A white man’s journey into Black literature | Opinion

Keeping the system syllabus, I stared at the list of unfamiliar writers: James Baldwin, Amiri Baraka, Ralph Ellison, Zora Neale Hurston, Jean Toomer, Langston Hughes, Lorraine Hansberry

Entering my sophomore yr at the University of Wisconsin with a audio main, I had just signed up for an African American literature course to fill an elective.

I questioned if I could minimize it. Like several college students in the 1980s, white or Black, I had encountered no Black writers in large university English. Like other doing work-course little ones I realized, I had study no literature.

Whilst my father go through newspapers religiously, he told me he had under no circumstances go through a reserve, owning dropped out of high university in the 10th grade. I graduated with a C ordinary, sustaining grades just superior more than enough to continue to be on the football and observe groups.

All through my freshman 12 months in college or university, I experienced to get remedial English. My grades enhanced, but I nonetheless had read through very little of notice.

That improved the adhering to summer time, when doing the job in a created houses factory. I picked up a paperback entitled, “Crime and Punishment,” by 19th Century novelist Fyodor Dostoevsky. I acquired the ebook because I favored the title. When I began looking at the psychodrama, nonetheless, I could barely place it down. I never ever knew novels could be so true.

Back again on campus that drop, I was all set to get the following move in my literary journey. With Richard Wright’s “Native Son,” in my reserve bag, I walked into my to start with course of African American Literature: 235.

About two-thirds of my classmates were Black the relaxation ended up white. Powerful debates ensued, generally political. I lacked the mental self-confidence to participate. These kids appeared way also clever for me.

Instead, I slouched in the back again, wanting fairly great, so I imagined, in my Tremendous Fly leather coat.

Despite my classroom reticence, I devoured the publications for each and every book on the syllabus, I go through two or 3 extra by the similar writer. Whether the uncooked edge of Ai Ogawa’s poetry or the thundering Shakespearian eloquence of James Baldwin, the operate of Black American writers conveyed distinctive insights with an intensity that moved me.

They comprehended white folks, and white society, much better than white people did them selves. They sought to remodel modern society, not assimilate. “Do I actually want to be built-in into a burning dwelling,” Baldwin requested in a 1963 essay.

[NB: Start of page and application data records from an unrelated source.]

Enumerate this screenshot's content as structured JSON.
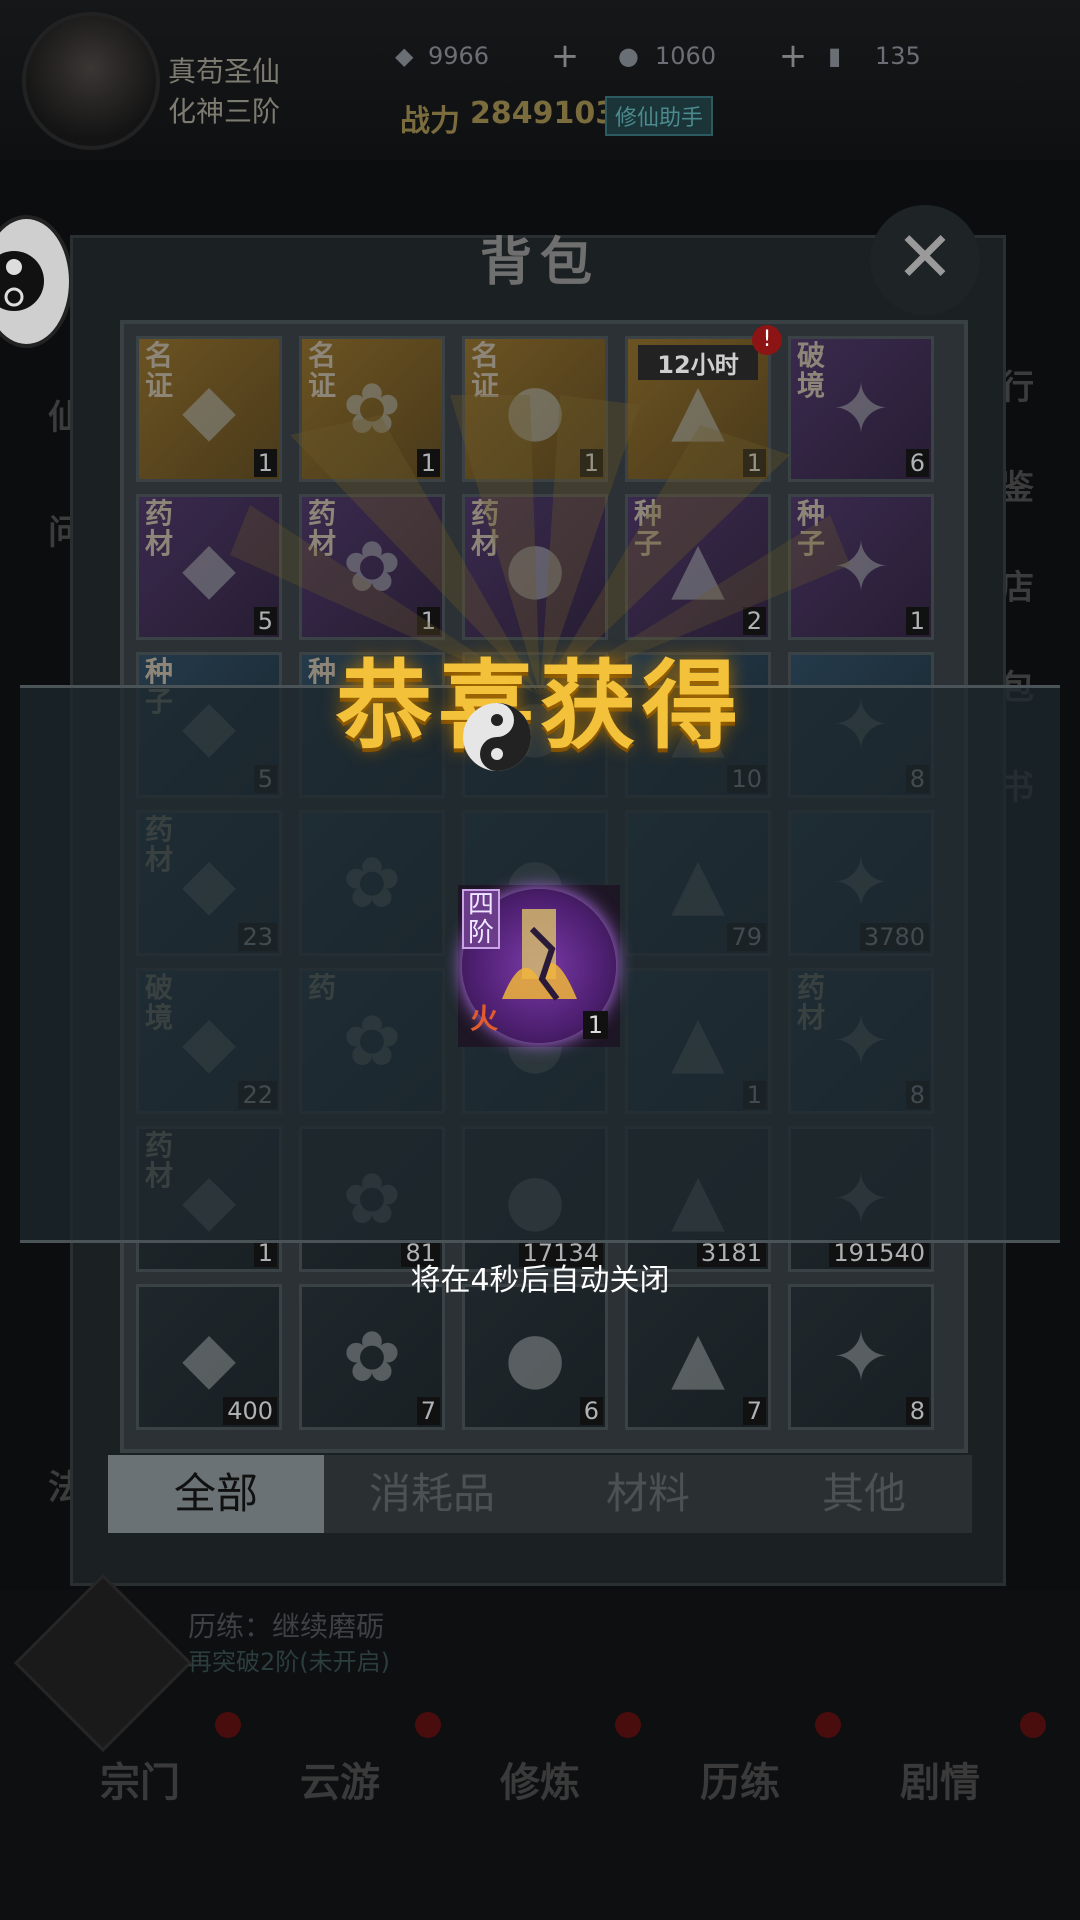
{
  "hud": {
    "player_name": "真苟圣仙",
    "realm": "化神三阶",
    "stone": "9966",
    "jade": "1060",
    "ticket": "135",
    "power_label": "战力",
    "power_value": "2849103",
    "helper": "修仙助手"
  },
  "bag": {
    "title": "背包",
    "close": "✕",
    "cells": [
      {
        "tag": "名证",
        "count": "1",
        "color": "gold"
      },
      {
        "tag": "名证",
        "count": "1",
        "color": "gold"
      },
      {
        "tag": "名证",
        "count": "1",
        "color": "gold"
      },
      {
        "tag": "",
        "count": "1",
        "color": "gold",
        "timer": "12小时",
        "alert": "!"
      },
      {
        "tag": "破境",
        "count": "6",
        "color": "purp"
      },
      {
        "tag": "药材",
        "count": "5",
        "color": "purp"
      },
      {
        "tag": "药材",
        "count": "1",
        "color": "purp"
      },
      {
        "tag": "药材",
        "count": "",
        "color": "purp"
      },
      {
        "tag": "种子",
        "count": "2",
        "color": "purp"
      },
      {
        "tag": "种子",
        "count": "1",
        "color": "purp"
      },
      {
        "tag": "种子",
        "count": "5",
        "color": "blue"
      },
      {
        "tag": "种",
        "count": "",
        "color": "blue"
      },
      {
        "tag": "",
        "count": "",
        "color": "blue"
      },
      {
        "tag": "",
        "count": "10",
        "color": "blue"
      },
      {
        "tag": "",
        "count": "8",
        "color": "blue"
      },
      {
        "tag": "药材",
        "count": "23",
        "color": "blue"
      },
      {
        "tag": "",
        "count": "",
        "color": "blue"
      },
      {
        "tag": "",
        "count": "",
        "color": "blue"
      },
      {
        "tag": "",
        "count": "79",
        "color": "blue"
      },
      {
        "tag": "",
        "count": "3780",
        "color": "blue"
      },
      {
        "tag": "破境",
        "count": "22",
        "color": "blue"
      },
      {
        "tag": "药",
        "count": "",
        "color": "blue"
      },
      {
        "tag": "",
        "count": "",
        "color": "blue"
      },
      {
        "tag": "",
        "count": "1",
        "color": "blue"
      },
      {
        "tag": "药材",
        "count": "8",
        "color": "blue"
      },
      {
        "tag": "药材",
        "count": "1",
        "color": "dark"
      },
      {
        "tag": "",
        "count": "81",
        "color": "dark"
      },
      {
        "tag": "",
        "count": "17134",
        "color": "dark"
      },
      {
        "tag": "",
        "count": "3181",
        "color": "dark"
      },
      {
        "tag": "",
        "count": "191540",
        "color": "dark"
      },
      {
        "tag": "",
        "count": "400",
        "color": "dark"
      },
      {
        "tag": "",
        "count": "7",
        "color": "dark"
      },
      {
        "tag": "",
        "count": "6",
        "color": "dark"
      },
      {
        "tag": "",
        "count": "7",
        "color": "dark"
      },
      {
        "tag": "",
        "count": "8",
        "color": "dark"
      }
    ],
    "tabs": [
      "全部",
      "消耗品",
      "材料",
      "其他"
    ]
  },
  "popup": {
    "title": "恭喜获得",
    "reward": {
      "tier": "四阶",
      "element": "火",
      "count": "1"
    },
    "auto_close": "将在4秒后自动关闭"
  },
  "bottom": {
    "status": "历练：继续磨砺",
    "sub": "再突破2阶(未开启)",
    "nav": [
      "宗门",
      "云游",
      "修炼",
      "历练",
      "剧情"
    ]
  },
  "side": {
    "left": [
      "仙",
      "问",
      "法"
    ],
    "right": [
      "行",
      "鉴",
      "店",
      "包",
      "书"
    ]
  }
}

I listened to the blues in Langston Hughes’ poetry plaintive spirituals in Jean Toomer’s surrealist novel, “Cane” the furious syncopations of Absolutely free Jazz in Amiri Baraka’s prose and the celebration of rural Southern vernacular in Zora Neale Hurston’s “Their eyes ended up seeing God.”

By the end of the semester, I was reading through every thing I could: Peruvian poet Cesar Vallejo, French Existentialist Jean Paul Sartre, avant garde Irish author James Joyce, and Nigerian novelist Chinua Achebe, between several other individuals, turned my guides and mentors.

I turned interested in philosophy, which finally grew to become my key. My professor wrote encouraging, sometimes complicated, remarks on my papers. His praise gave me a new way of searching at myself and what I could achieve.

I was still playing in a rock and blues band and getting ready to become a drummer, but I started to think about writing. I was a awful author but established to get improved. I still am today.

Like quite a few wannabe imaginative writers, I wound up in journalism. In 17 a long time at the Detroit Free Push, and shorter stints at United states of america Now, The Blade in Toledo, the Inexperienced Bay Push-Gazette and the Palestine, Texas, Herald-Press, I in no way regretted the choice.

Journalism has taken me about the globe, to a bunker in the Gaza Strip and distant mountain villages in Tanzania. It has place me in 50 point out prisons and inside of the White Dwelling. Most critical, it’s authorized me to make a variance for persons normally forgotten.

In 1995, Amiri Baraka, a favorite from my college African American literature class, visited the Inexperienced Bay campus of the University of Wisconsin. As a reporter and editor for the Push-Gazette, I coated his push meeting, arriving early with a duffel carrying a dozen of his textbooks: poetry, performs, and short stories.

Following the push convention, he signed them all. Then we talked for approximately 30 minutes, just us, until eventually someone pulled him absent.

I really don’t bear in mind if I thanked him for shifting my daily life.

Jeffrey Gerritt is a Pulitzer Prize-profitable editorial writer and the editor of The Sharon Herald and the New Castle News in Pennsylvania. Reach him at [email protected].